Except for the pictures, write out all the records that follow exactly.

━━━━━ DATA FOR ANALYSIS

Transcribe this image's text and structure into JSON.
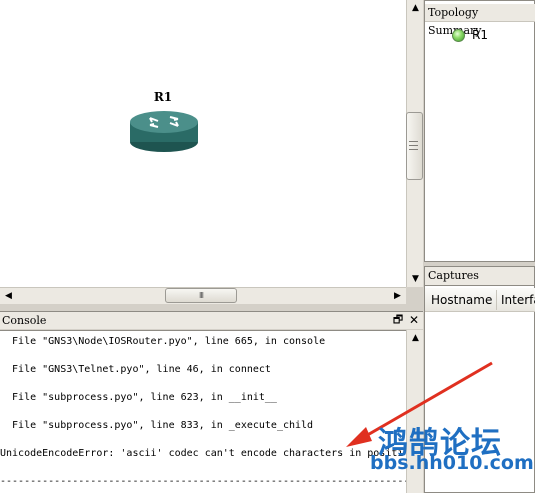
{
  "canvas": {
    "router": {
      "label": "R1"
    }
  },
  "scrollbars": {
    "up_arrow": "▲",
    "down_arrow": "▼",
    "left_arrow": "◀",
    "right_arrow": "▶",
    "h_grip": "III"
  },
  "topology_summary": {
    "title": "Topology Summary",
    "items": [
      {
        "label": "R1",
        "status": "started",
        "status_color": "#5fc23f"
      }
    ]
  },
  "captures": {
    "title": "Captures",
    "columns": [
      "Hostname",
      "Interfa"
    ]
  },
  "console": {
    "title": "Console",
    "float_icon": "🗗",
    "close_icon": "✕",
    "lines": [
      "  File \"GNS3\\Node\\IOSRouter.pyo\", line 665, in console",
      "  File \"GNS3\\Telnet.pyo\", line 46, in connect",
      "  File \"subprocess.pyo\", line 623, in __init__",
      "  File \"subprocess.pyo\", line 833, in _execute_child",
      "UnicodeEncodeError: 'ascii' codec can't encode characters in positi",
      "--------------------------------------------------------------------"
    ]
  },
  "watermark": {
    "chinese": "鸿鹄论坛",
    "url": "bbs.hh010.com",
    "color": "#1f6fc2"
  },
  "annotation": {
    "arrow_color": "#e03020"
  }
}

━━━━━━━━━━

SOLUTION:
Transcribe this image's text and structure into JSON.
{
  "canvas": {
    "router": {
      "label": "R1"
    }
  },
  "scrollbars": {
    "up_arrow": "▲",
    "down_arrow": "▼",
    "left_arrow": "◀",
    "right_arrow": "▶",
    "h_grip": "III"
  },
  "topology_summary": {
    "title": "Topology Summary",
    "items": [
      {
        "label": "R1",
        "status": "started",
        "status_color": "#5fc23f"
      }
    ]
  },
  "captures": {
    "title": "Captures",
    "columns": [
      "Hostname",
      "Interfa"
    ]
  },
  "console": {
    "title": "Console",
    "float_icon": "🗗",
    "close_icon": "✕",
    "lines": [
      "  File \"GNS3\\Node\\IOSRouter.pyo\", line 665, in console",
      "  File \"GNS3\\Telnet.pyo\", line 46, in connect",
      "  File \"subprocess.pyo\", line 623, in __init__",
      "  File \"subprocess.pyo\", line 833, in _execute_child",
      "UnicodeEncodeError: 'ascii' codec can't encode characters in positi",
      "--------------------------------------------------------------------"
    ]
  },
  "watermark": {
    "chinese": "鸿鹄论坛",
    "url": "bbs.hh010.com",
    "color": "#1f6fc2"
  },
  "annotation": {
    "arrow_color": "#e03020"
  }
}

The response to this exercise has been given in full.